» **Task prompt**
Copy each line of the following material exactly.

--- Source material ---

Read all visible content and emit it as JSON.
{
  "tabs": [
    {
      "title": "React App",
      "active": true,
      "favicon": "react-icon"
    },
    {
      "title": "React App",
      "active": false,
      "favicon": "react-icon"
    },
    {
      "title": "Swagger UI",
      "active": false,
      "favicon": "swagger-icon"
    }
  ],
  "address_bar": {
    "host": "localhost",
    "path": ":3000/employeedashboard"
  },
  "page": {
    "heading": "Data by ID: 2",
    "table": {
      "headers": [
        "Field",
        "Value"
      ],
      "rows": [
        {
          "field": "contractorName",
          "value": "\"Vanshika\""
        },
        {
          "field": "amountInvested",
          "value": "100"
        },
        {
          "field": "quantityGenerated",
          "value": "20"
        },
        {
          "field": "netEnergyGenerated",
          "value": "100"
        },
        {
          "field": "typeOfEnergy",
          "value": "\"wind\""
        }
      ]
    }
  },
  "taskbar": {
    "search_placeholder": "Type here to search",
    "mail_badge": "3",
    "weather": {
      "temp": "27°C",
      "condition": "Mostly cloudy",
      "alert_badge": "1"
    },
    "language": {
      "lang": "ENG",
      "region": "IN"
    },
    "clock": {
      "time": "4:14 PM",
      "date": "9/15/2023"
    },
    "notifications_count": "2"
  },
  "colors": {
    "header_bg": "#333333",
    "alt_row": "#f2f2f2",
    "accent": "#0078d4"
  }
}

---

» **Task output**
Read all visible content and emit it as JSON.
{
  "tabs": [
    {
      "title": "React App",
      "active": true,
      "favicon": "react-icon"
    },
    {
      "title": "React App",
      "active": false,
      "favicon": "react-icon"
    },
    {
      "title": "Swagger UI",
      "active": false,
      "favicon": "swagger-icon"
    }
  ],
  "address_bar": {
    "host": "localhost",
    "path": ":3000/employeedashboard"
  },
  "page": {
    "heading": "Data by ID: 2",
    "table": {
      "headers": [
        "Field",
        "Value"
      ],
      "rows": [
        {
          "field": "contractorName",
          "value": "\"Vanshika\""
        },
        {
          "field": "amountInvested",
          "value": "100"
        },
        {
          "field": "quantityGenerated",
          "value": "20"
        },
        {
          "field": "netEnergyGenerated",
          "value": "100"
        },
        {
          "field": "typeOfEnergy",
          "value": "\"wind\""
        }
      ]
    }
  },
  "taskbar": {
    "search_placeholder": "Type here to search",
    "mail_badge": "3",
    "weather": {
      "temp": "27°C",
      "condition": "Mostly cloudy",
      "alert_badge": "1"
    },
    "language": {
      "lang": "ENG",
      "region": "IN"
    },
    "clock": {
      "time": "4:14 PM",
      "date": "9/15/2023"
    },
    "notifications_count": "2"
  },
  "colors": {
    "header_bg": "#333333",
    "alt_row": "#f2f2f2",
    "accent": "#0078d4"
  }
}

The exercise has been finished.